> [Material for this exercise]
⁂

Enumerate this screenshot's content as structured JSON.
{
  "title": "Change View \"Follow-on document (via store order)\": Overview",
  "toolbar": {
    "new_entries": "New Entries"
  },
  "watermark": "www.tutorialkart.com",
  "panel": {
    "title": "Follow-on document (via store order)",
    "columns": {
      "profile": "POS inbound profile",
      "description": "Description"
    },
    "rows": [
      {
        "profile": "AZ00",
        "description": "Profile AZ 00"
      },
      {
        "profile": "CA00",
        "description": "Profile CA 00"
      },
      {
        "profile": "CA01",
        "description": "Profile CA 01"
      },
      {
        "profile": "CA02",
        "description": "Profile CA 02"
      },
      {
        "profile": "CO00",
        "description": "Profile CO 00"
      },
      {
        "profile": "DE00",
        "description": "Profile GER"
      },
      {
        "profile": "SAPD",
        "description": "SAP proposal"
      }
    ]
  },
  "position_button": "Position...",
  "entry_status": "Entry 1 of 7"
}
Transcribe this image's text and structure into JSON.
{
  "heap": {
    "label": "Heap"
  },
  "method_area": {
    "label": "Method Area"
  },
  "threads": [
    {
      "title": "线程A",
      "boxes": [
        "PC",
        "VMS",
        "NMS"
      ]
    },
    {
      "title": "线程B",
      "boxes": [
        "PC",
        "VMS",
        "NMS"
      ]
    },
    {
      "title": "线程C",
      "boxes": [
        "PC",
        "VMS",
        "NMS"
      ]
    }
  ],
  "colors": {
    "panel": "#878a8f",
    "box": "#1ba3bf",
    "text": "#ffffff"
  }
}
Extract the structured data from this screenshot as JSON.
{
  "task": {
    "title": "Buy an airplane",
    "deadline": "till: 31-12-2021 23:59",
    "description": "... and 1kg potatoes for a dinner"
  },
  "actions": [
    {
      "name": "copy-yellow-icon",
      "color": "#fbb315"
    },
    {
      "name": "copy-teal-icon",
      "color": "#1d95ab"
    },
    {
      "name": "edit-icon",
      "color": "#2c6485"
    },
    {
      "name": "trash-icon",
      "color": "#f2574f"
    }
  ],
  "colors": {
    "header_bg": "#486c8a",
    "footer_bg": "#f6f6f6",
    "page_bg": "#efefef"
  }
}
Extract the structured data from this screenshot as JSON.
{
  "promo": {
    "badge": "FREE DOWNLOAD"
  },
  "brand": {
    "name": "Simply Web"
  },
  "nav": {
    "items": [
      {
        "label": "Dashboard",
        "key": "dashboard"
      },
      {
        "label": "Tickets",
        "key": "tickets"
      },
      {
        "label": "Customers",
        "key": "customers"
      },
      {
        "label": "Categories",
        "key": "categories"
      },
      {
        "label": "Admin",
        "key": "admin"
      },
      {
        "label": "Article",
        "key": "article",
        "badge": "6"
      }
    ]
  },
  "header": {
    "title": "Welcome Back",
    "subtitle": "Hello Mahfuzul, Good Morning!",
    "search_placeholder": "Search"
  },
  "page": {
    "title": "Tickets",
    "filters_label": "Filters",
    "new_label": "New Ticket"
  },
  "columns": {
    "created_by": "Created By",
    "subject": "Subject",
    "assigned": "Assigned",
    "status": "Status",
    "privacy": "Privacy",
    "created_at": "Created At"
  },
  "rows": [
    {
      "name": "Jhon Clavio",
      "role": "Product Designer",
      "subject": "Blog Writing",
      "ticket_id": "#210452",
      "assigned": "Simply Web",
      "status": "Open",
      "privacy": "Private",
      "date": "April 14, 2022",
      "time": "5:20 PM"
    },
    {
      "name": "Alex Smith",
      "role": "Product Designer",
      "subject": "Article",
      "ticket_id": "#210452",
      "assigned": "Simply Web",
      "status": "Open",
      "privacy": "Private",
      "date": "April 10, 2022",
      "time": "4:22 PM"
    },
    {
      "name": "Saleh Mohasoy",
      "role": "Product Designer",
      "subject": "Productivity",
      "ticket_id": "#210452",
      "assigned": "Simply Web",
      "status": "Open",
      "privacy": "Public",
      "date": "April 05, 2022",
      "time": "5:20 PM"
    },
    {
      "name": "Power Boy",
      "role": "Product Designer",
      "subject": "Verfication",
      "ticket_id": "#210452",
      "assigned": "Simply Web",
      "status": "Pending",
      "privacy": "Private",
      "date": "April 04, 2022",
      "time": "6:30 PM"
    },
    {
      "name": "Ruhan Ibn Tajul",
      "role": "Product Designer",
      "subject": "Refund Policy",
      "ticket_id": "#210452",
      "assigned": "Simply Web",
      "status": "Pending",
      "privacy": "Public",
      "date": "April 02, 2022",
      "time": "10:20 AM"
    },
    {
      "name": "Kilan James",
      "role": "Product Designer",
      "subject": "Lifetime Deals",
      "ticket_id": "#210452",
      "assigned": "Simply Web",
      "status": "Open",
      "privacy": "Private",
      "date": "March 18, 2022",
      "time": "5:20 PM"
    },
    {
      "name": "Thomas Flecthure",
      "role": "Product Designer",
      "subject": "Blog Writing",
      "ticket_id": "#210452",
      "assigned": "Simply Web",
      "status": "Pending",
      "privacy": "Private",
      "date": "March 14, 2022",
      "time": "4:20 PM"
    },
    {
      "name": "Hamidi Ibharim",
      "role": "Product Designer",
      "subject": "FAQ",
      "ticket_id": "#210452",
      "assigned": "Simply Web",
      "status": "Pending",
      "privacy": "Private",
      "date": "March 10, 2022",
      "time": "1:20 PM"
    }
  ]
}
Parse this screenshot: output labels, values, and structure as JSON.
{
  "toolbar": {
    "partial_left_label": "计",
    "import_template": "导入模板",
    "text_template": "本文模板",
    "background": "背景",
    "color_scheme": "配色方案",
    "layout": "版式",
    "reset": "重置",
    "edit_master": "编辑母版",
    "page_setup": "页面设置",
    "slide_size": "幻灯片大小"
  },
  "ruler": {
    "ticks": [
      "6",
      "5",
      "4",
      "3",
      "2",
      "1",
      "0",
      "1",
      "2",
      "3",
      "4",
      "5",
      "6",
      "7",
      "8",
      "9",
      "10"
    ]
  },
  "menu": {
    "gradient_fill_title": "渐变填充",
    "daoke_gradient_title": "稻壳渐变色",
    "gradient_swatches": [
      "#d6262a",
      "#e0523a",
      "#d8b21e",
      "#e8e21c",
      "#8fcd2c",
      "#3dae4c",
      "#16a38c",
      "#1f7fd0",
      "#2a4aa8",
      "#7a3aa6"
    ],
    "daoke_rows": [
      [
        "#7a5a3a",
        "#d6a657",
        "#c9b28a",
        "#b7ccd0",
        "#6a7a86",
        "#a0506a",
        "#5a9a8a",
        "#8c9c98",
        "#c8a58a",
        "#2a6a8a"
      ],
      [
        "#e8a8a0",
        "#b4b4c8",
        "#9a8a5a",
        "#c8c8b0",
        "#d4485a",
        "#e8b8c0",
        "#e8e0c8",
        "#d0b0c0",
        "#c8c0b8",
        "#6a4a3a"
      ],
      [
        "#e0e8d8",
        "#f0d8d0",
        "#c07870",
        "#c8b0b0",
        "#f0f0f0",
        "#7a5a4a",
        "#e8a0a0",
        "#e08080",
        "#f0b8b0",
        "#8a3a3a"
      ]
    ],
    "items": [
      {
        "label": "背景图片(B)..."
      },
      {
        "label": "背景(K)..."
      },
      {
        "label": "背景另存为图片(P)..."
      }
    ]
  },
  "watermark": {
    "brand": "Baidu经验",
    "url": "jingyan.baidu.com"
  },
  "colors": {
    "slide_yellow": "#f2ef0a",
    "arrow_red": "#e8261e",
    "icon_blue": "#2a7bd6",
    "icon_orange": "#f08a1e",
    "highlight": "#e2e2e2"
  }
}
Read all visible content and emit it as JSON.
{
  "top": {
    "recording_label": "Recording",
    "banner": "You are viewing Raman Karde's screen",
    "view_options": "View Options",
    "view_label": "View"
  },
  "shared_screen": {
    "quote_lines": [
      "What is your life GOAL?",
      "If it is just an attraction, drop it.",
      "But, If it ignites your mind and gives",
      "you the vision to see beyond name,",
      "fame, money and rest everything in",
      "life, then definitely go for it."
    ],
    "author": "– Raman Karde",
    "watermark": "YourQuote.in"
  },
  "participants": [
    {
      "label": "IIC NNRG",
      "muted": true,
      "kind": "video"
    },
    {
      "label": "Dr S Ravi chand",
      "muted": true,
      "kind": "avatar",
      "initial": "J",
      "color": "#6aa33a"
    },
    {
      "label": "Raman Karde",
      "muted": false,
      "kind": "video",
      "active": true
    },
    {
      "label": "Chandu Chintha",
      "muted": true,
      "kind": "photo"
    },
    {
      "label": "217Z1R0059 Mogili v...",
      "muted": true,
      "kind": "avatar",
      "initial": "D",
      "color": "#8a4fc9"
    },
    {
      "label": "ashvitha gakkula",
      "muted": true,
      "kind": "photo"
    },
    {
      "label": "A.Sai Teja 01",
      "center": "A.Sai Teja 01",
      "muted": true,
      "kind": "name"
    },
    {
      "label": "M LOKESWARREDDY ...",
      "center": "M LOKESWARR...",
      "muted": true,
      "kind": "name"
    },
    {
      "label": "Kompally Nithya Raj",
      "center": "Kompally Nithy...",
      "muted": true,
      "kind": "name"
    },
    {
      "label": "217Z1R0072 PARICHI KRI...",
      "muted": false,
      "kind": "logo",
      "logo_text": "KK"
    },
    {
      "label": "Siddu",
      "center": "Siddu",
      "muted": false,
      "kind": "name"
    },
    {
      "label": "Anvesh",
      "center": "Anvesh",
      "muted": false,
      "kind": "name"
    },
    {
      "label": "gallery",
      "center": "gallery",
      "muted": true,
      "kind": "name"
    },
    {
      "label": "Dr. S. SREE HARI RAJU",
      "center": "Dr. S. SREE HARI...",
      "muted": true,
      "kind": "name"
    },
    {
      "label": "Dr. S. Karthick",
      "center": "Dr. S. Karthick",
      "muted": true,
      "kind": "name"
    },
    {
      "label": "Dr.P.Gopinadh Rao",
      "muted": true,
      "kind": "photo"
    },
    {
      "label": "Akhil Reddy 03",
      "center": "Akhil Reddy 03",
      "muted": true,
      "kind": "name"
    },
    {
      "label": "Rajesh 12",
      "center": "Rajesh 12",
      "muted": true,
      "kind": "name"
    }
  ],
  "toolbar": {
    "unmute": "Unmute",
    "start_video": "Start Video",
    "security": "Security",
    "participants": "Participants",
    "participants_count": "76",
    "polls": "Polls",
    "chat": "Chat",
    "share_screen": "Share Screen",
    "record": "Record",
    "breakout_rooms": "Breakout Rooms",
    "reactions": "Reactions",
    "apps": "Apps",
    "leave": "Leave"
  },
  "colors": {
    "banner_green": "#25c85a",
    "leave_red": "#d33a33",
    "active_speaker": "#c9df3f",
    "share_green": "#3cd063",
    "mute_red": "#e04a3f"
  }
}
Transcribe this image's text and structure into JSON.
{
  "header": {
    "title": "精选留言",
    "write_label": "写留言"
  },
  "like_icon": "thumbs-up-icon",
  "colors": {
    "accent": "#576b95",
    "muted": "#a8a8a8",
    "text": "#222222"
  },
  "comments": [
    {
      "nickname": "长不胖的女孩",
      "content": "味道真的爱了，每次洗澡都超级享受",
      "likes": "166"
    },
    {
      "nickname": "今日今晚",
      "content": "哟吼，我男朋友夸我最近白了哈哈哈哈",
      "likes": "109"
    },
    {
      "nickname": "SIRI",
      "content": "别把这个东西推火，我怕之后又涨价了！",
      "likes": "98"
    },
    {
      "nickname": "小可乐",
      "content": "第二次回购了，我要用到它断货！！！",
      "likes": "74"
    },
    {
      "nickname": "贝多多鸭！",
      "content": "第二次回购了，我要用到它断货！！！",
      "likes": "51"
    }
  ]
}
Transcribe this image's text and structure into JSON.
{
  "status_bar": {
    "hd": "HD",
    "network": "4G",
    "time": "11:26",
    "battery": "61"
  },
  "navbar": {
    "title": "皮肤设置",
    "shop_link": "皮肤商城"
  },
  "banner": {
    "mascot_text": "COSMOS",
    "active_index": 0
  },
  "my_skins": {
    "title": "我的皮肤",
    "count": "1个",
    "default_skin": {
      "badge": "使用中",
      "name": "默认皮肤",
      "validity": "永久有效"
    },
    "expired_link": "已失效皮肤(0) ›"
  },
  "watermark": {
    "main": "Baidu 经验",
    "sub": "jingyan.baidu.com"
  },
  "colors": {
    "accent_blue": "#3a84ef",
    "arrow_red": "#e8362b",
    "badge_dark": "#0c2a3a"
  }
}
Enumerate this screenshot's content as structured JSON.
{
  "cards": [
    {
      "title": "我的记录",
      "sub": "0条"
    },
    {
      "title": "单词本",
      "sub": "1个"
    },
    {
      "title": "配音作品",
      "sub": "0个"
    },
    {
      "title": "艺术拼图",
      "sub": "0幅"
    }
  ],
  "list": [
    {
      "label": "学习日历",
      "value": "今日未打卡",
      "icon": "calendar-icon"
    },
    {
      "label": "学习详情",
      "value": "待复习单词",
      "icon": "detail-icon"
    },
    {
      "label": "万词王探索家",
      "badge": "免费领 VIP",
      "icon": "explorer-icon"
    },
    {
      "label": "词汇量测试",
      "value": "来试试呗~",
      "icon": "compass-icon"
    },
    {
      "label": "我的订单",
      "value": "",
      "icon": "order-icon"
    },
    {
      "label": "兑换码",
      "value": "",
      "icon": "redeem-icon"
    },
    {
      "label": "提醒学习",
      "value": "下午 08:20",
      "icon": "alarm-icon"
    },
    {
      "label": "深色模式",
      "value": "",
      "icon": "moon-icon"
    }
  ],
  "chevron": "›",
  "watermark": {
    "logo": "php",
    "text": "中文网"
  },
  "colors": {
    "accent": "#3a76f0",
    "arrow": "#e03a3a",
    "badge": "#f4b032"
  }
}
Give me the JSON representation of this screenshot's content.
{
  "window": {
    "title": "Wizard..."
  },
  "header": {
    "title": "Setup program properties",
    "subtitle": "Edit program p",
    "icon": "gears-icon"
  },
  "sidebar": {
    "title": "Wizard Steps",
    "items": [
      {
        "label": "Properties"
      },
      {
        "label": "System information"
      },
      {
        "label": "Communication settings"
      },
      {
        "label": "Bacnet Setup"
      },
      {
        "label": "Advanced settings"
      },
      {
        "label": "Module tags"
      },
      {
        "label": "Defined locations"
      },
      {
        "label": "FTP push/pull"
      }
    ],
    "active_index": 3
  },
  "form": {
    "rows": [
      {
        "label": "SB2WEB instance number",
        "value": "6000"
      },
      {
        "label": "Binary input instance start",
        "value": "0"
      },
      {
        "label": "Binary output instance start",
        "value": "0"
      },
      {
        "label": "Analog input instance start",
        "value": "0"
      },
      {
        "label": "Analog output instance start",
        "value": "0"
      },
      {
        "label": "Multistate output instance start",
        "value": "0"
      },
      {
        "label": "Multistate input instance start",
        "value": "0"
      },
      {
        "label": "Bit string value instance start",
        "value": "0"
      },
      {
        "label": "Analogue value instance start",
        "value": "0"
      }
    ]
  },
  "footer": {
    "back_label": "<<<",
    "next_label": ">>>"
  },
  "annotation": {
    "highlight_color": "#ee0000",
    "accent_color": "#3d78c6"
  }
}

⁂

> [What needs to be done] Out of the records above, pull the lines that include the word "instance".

> [Exercise answer]
        "label": "SB2WEB instance number",
        "label": "Binary input instance start",
        "label": "Binary output instance start",
        "label": "Analog input instance start",
        "label": "Analog output instance start",
        "label": "Multistate output instance start",
        "label": "Multistate input instance start",
        "label": "Bit string value instance start",
        "label": "Analogue value instance start",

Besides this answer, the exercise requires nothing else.